This week, City Council delayed a work session to dig into the ordinance itself, but it did make a change to how the city considers trees in its permitting process.

Starting in July, trees will be considered earlier in the city’s building permit application process. Councilwoman Natalyn Archibong, who introduced the resolution, said that in the past, the tree review was towards the end of the process.

“What we’ve done is we flipped it so the possibilities around protecting the trees happens earlier rather than later,” she said. “We’ve got to do everything we can to protect our tree canopy, and the best way to do that is not treat it as almost an afterthought, but as a priority.”

The change is a positive step that will help save trees, said Greg Levine, co-director of Trees Atlanta. He’s pushed for revisions to the tree protection ordinance.

“The city’s changing too quickly. We’re losing canopy too quickly,” Levine said.

The city says its goal is to have 50 percent canopy cover.
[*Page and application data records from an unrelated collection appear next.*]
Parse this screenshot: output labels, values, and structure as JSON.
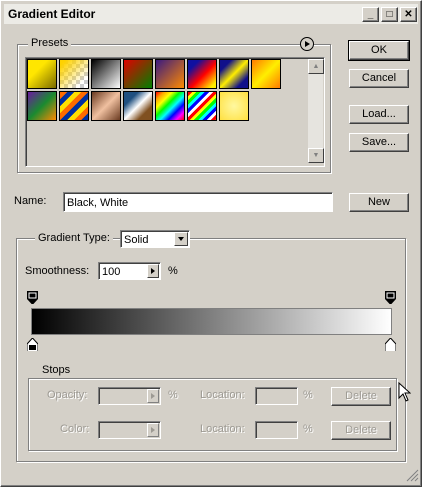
{
  "title": "Gradient Editor",
  "titlebar_buttons": {
    "minimize": "_",
    "maximize": "□",
    "close": "✕"
  },
  "presets": {
    "label": "Presets",
    "menu_icon": "circle-arrow-icon",
    "swatches": [
      {
        "name": "yellow-to-dark"
      },
      {
        "name": "yellow-transparent-checker"
      },
      {
        "name": "black-white"
      },
      {
        "name": "red-green"
      },
      {
        "name": "violet-orange"
      },
      {
        "name": "blue-red-yellow"
      },
      {
        "name": "blue-yellow-blue"
      },
      {
        "name": "orange-yellow-orange"
      },
      {
        "name": "violet-green-orange"
      },
      {
        "name": "transparent-stripes"
      },
      {
        "name": "copper"
      },
      {
        "name": "chrome"
      },
      {
        "name": "spectrum"
      },
      {
        "name": "transparent-rainbow"
      },
      {
        "name": "yellow-checker"
      }
    ]
  },
  "buttons": {
    "ok": "OK",
    "cancel": "Cancel",
    "load": "Load...",
    "save": "Save...",
    "new": "New"
  },
  "name": {
    "label": "Name:",
    "value": "Black, White"
  },
  "gradient_type": {
    "label": "Gradient Type:",
    "value": "Solid"
  },
  "smoothness": {
    "label": "Smoothness:",
    "value": "100",
    "unit": "%"
  },
  "stops": {
    "label": "Stops",
    "opacity_label": "Opacity:",
    "percent": "%",
    "color_label": "Color:",
    "location_label": "Location:",
    "delete_label": "Delete"
  },
  "gradient_colors": {
    "start": "#000000",
    "end": "#ffffff"
  }
}
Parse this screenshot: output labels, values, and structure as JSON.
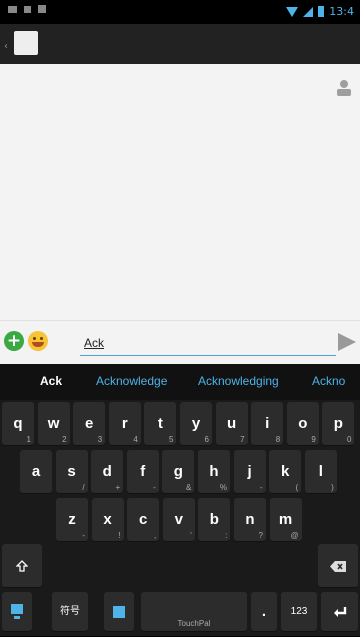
{
  "status": {
    "time": "13:4"
  },
  "compose": {
    "message_text": "Ack"
  },
  "suggestions": [
    "Ack",
    "Acknowledge",
    "Acknowledging",
    "Ackno"
  ],
  "keyboard": {
    "row1": [
      {
        "k": "q",
        "s": "1"
      },
      {
        "k": "w",
        "s": "2"
      },
      {
        "k": "e",
        "s": "3"
      },
      {
        "k": "r",
        "s": "4"
      },
      {
        "k": "t",
        "s": "5"
      },
      {
        "k": "y",
        "s": "6"
      },
      {
        "k": "u",
        "s": "7"
      },
      {
        "k": "i",
        "s": "8"
      },
      {
        "k": "o",
        "s": "9"
      },
      {
        "k": "p",
        "s": "0"
      }
    ],
    "row2": [
      {
        "k": "a",
        "s": ""
      },
      {
        "k": "s",
        "s": "/"
      },
      {
        "k": "d",
        "s": "+"
      },
      {
        "k": "f",
        "s": "-"
      },
      {
        "k": "g",
        "s": "&"
      },
      {
        "k": "h",
        "s": "%"
      },
      {
        "k": "j",
        "s": "-"
      },
      {
        "k": "k",
        "s": "("
      },
      {
        "k": "l",
        "s": ")"
      }
    ],
    "row3": [
      {
        "k": "z",
        "s": "-"
      },
      {
        "k": "x",
        "s": "!"
      },
      {
        "k": "c",
        "s": ","
      },
      {
        "k": "v",
        "s": "'"
      },
      {
        "k": "b",
        "s": ":"
      },
      {
        "k": "n",
        "s": "?"
      },
      {
        "k": "m",
        "s": "@"
      }
    ],
    "symbol_label": "符号",
    "numbers_label": "123",
    "space_brand": "TouchPal",
    "period": "."
  },
  "colors": {
    "accent": "#4fb3e8",
    "plus": "#3aa843",
    "key": "#2c2c2c"
  }
}
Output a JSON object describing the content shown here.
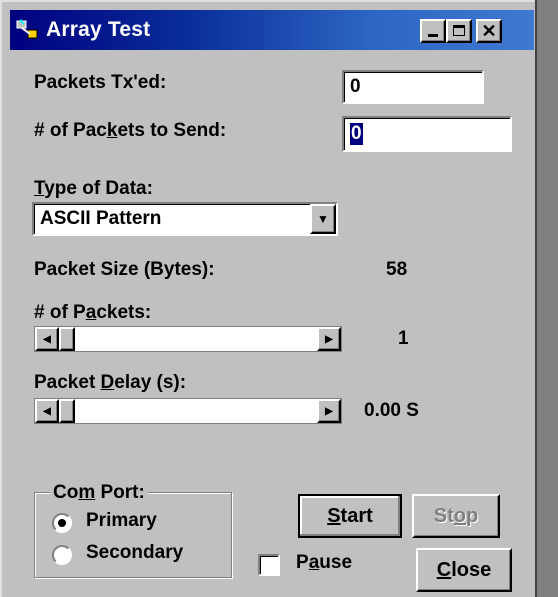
{
  "window": {
    "title": "Array Test",
    "icon": "app-cable-icon"
  },
  "titlebar_buttons": {
    "minimize": "_",
    "maximize": "□",
    "close": "✕"
  },
  "packets_txed": {
    "label_pre": "Packets Tx'ed:",
    "value": "0"
  },
  "packets_to_send": {
    "label_a": "# of Pac",
    "label_u": "k",
    "label_b": "ets to Send:",
    "value": "0"
  },
  "type_of_data": {
    "label_u": "T",
    "label_rest": "ype of Data:",
    "selected": "ASCII Pattern",
    "arrow": "▼"
  },
  "packet_size": {
    "label": "Packet Size (Bytes):",
    "value": "58"
  },
  "num_packets": {
    "label_a": "# of P",
    "label_u": "a",
    "label_b": "ckets:",
    "value": "1",
    "fill": 0.0
  },
  "packet_delay": {
    "label_a": "Packet ",
    "label_u": "D",
    "label_b": "elay (s):",
    "value": "0.00 S",
    "fill": 0.0
  },
  "com_port": {
    "label_a": "Co",
    "label_u": "m",
    "label_b": " Port:",
    "options": [
      "Primary",
      "Secondary"
    ],
    "selected": "Primary"
  },
  "buttons": {
    "start_u": "S",
    "start_rest": "tart",
    "stop_a": "St",
    "stop_u": "o",
    "stop_b": "p",
    "close_u": "C",
    "close_rest": "lose"
  },
  "pause": {
    "label_a": "P",
    "label_u": "a",
    "label_b": "use",
    "checked": false
  },
  "scroll_arrows": {
    "left": "◀",
    "right": "▶"
  }
}
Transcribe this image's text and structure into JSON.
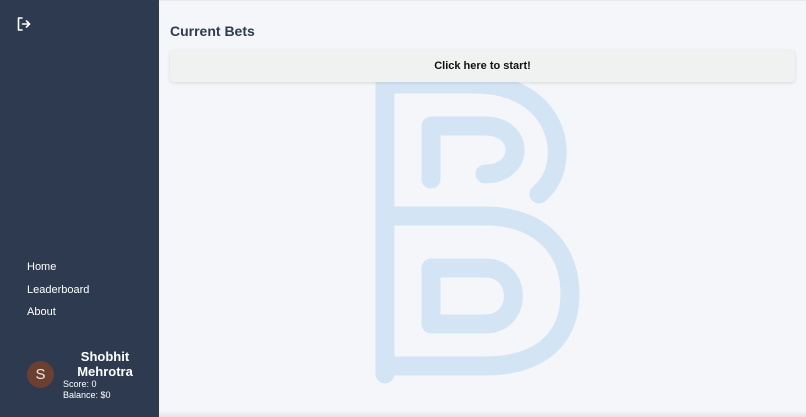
{
  "sidebar": {
    "logout_icon": "logout-icon",
    "nav": {
      "home_label": "Home",
      "leaderboard_label": "Leaderboard",
      "about_label": "About"
    },
    "user": {
      "avatar_initial": "S",
      "name_line1": "Shobhit",
      "name_line2": "Mehrotra",
      "score": "Score: 0",
      "balance": "Balance: $0"
    }
  },
  "main": {
    "title": "Current Bets",
    "start_button_label": "Click here to start!",
    "watermark_icon": "b-logo-watermark"
  },
  "colors": {
    "sidebar_bg": "#2d3a50",
    "main_bg": "#f4f6fa",
    "watermark": "#d3e5f4",
    "avatar_bg": "#6b3f31"
  }
}
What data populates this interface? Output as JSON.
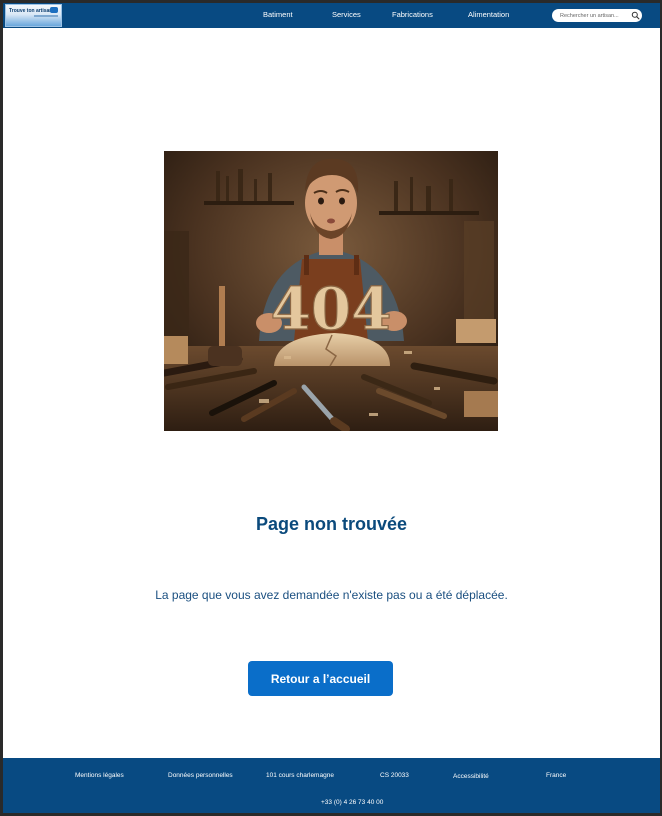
{
  "header": {
    "logo_text": "Trouve ton artisan !",
    "nav": [
      "Batiment",
      "Services",
      "Fabrications",
      "Alimentation"
    ],
    "search_placeholder": "Rechercher un artisan..."
  },
  "hero": {
    "image_text": "404"
  },
  "main": {
    "title": "Page non trouvée",
    "message": "La page que vous avez demandée n'existe pas ou a été déplacée.",
    "button_label": "Retour a l’accueil"
  },
  "footer": {
    "links": [
      "Mentions légales",
      "Données personnelles",
      "101 cours charlemagne",
      "CS 20033",
      "Accessibilité",
      "France"
    ],
    "phone": "+33 (0) 4 26 73 40 00"
  },
  "colors": {
    "header": "#084a82",
    "footer": "#084a82",
    "title": "#0b4a7c",
    "button": "#0a6ec9"
  }
}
As of 2014, it had 47 percent.

Van Hardimon, owner of Van Hardimon homes, a single-family home developer in Northwest Atlanta, said from his perspective, the current tree protection ordinance works.

“We’ve become accustomed to working with the existing ordinance,” said Van Hardimon, who’s the president of the Greater Atlanta Home Builder Association’s Inner Atlanta Chapter, and has been involved in the tree protection ordinance rewrite.

But he’s fine with the resolution passed on Monday, and says it won’t have an effect on his business.

“If anything, it actually may help us as builders and developers to understand how to get on the same page with the arborist earlier in the process,” he said.

A previously scheduled work session on the tree ordinance got pushed back from this week until August.

Archibong said she hopes a new ordinance will be in place by the end of the year.